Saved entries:
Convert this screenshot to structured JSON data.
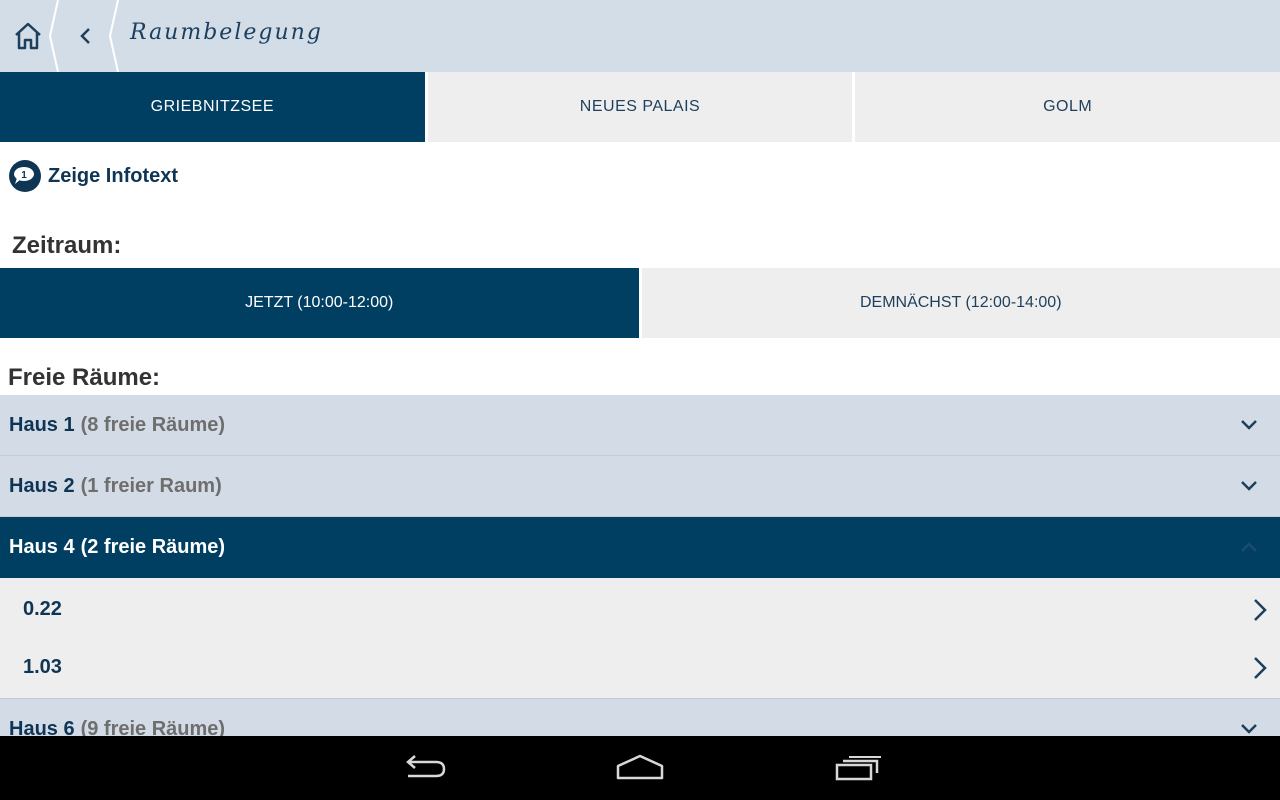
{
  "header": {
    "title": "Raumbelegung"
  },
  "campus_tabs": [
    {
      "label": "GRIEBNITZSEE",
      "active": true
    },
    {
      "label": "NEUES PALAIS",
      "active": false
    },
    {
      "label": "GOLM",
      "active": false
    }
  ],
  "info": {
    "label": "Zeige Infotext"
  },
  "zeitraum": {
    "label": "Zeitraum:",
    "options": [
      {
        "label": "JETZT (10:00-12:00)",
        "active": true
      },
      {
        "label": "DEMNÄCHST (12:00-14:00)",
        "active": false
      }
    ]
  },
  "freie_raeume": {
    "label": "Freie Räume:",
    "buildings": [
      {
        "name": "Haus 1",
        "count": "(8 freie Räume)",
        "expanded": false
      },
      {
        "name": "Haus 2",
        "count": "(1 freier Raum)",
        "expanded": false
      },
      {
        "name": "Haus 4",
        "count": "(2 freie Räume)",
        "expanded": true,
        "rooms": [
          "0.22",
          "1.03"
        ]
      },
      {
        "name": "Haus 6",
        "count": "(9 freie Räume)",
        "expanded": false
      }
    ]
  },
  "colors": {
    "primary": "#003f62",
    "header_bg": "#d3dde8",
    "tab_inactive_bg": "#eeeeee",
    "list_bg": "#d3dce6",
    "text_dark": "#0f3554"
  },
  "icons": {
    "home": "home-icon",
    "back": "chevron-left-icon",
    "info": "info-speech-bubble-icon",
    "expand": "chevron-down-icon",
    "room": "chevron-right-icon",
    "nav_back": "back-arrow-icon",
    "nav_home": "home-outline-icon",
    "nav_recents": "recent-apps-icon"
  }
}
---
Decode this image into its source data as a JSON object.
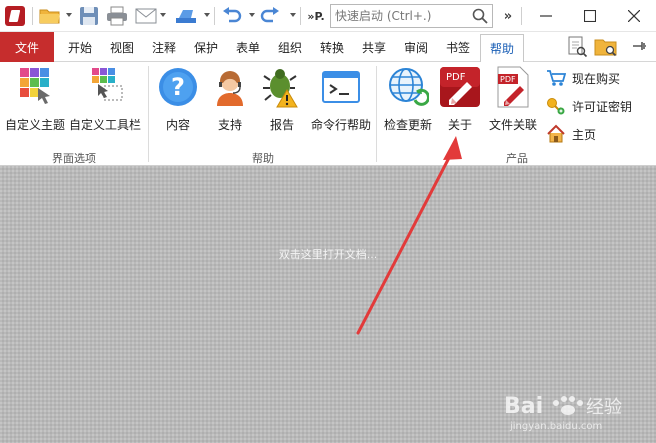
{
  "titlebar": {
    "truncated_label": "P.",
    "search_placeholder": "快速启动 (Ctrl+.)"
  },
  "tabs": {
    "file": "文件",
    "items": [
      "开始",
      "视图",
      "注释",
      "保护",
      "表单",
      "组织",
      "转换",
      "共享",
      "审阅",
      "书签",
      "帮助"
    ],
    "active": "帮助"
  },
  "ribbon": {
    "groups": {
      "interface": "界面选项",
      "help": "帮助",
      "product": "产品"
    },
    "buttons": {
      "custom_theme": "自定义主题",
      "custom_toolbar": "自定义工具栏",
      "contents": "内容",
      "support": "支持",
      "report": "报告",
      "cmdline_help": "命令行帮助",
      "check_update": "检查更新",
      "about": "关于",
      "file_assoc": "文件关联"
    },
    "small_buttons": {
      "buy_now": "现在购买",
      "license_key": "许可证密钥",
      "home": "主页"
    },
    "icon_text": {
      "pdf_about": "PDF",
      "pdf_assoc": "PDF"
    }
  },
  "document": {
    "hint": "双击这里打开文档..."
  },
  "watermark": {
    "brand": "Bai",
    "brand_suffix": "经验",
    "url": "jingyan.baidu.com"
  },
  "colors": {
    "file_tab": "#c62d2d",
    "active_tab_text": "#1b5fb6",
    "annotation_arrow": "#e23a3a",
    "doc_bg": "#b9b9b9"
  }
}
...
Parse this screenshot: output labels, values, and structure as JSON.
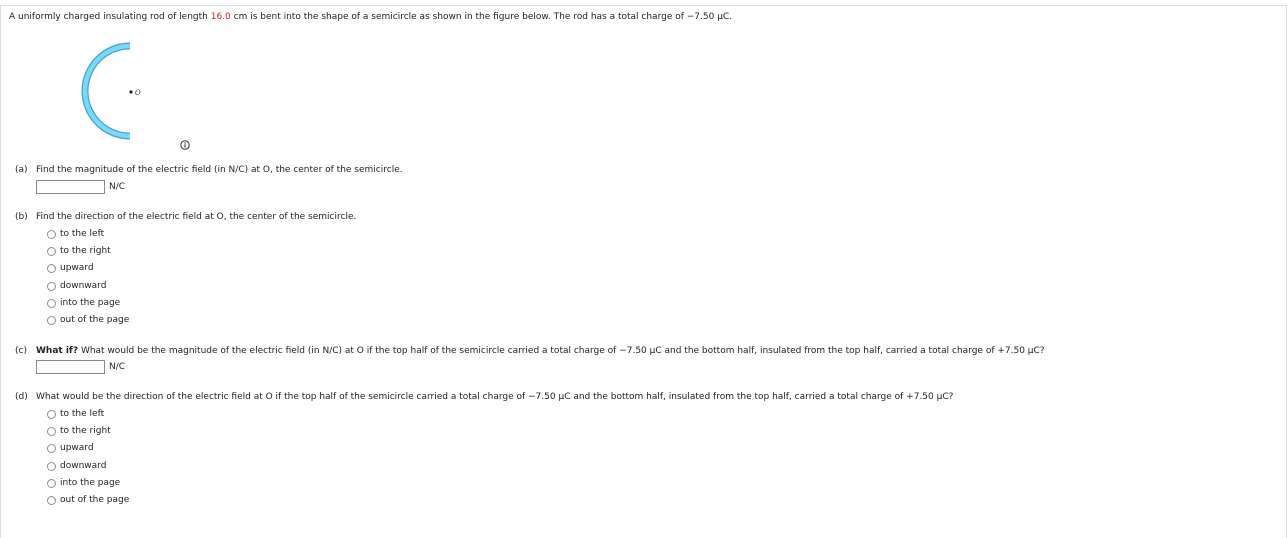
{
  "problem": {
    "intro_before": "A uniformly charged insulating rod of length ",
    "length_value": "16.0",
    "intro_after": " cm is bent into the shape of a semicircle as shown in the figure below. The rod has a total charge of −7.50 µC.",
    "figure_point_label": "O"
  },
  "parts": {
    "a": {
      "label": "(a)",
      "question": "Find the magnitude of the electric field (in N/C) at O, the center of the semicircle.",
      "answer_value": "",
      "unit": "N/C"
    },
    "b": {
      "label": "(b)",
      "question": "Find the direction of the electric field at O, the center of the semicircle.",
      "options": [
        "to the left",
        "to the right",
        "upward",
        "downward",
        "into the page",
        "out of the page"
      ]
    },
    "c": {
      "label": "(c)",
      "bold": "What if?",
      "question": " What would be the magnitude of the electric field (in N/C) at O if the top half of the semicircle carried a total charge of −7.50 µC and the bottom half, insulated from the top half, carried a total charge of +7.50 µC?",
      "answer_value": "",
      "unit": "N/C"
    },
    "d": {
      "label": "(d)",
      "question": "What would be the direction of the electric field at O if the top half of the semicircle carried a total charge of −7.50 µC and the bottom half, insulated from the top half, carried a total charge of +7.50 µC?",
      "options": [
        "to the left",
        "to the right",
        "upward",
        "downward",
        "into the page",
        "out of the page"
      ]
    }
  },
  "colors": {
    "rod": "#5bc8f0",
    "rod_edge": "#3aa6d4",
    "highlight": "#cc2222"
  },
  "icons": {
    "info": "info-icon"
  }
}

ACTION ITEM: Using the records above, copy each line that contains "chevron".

RESULT BELOW:
    "back": "chevron-left-icon",
    "expand": "chevron-down-icon",
    "room": "chevron-right-icon",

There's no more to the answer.